Records provided

━━━━━━━━━━━━━━━━━━━━━━━━━━━━━━

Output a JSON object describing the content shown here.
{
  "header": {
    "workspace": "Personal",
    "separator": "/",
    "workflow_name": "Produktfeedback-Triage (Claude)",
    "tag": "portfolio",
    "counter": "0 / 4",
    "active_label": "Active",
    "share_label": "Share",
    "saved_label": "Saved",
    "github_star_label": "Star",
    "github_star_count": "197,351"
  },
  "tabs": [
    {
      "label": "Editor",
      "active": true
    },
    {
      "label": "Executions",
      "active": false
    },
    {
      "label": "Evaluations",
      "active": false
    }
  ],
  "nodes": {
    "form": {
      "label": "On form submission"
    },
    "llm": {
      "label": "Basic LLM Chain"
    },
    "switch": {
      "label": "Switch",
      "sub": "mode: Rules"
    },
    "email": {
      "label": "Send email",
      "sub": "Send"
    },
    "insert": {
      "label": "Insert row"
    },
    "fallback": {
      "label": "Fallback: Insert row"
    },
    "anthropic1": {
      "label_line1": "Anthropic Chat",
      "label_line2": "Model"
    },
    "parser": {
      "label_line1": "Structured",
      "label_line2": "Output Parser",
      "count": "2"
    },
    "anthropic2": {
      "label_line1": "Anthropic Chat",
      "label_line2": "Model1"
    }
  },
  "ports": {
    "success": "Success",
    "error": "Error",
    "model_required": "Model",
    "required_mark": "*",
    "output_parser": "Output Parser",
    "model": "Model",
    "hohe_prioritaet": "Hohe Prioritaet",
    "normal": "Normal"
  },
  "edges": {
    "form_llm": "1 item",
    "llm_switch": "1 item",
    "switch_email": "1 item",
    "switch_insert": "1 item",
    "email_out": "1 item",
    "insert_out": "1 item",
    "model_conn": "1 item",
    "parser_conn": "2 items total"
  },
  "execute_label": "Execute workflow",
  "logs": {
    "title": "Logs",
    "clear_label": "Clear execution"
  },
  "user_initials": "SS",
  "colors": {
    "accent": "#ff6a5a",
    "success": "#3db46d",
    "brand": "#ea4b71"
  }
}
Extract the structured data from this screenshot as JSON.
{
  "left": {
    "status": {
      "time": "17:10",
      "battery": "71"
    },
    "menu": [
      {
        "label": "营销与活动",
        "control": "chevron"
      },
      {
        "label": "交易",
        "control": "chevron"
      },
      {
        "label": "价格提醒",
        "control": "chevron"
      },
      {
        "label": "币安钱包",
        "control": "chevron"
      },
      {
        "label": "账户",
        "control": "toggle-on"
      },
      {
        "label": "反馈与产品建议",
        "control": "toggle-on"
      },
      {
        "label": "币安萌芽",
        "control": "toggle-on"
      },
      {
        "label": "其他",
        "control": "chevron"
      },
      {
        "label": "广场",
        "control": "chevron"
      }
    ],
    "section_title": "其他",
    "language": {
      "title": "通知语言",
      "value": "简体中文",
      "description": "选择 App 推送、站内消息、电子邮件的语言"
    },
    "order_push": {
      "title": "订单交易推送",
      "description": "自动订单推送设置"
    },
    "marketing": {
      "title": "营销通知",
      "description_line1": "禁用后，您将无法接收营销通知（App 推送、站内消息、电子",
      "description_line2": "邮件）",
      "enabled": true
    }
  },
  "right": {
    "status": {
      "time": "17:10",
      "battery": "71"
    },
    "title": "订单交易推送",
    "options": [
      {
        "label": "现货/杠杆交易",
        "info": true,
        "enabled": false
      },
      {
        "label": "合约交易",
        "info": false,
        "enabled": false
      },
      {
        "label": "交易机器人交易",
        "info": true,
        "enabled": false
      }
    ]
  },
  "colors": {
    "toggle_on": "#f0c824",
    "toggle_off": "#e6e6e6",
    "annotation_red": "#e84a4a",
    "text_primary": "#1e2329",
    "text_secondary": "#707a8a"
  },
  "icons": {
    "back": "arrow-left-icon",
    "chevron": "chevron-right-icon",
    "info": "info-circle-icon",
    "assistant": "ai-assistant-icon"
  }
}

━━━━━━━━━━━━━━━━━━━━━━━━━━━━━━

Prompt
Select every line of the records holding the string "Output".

Answer to this task
Output a JSON object describing the content shown here.
      "label_line2": "Output Parser",
    "output_parser": "Output Parser",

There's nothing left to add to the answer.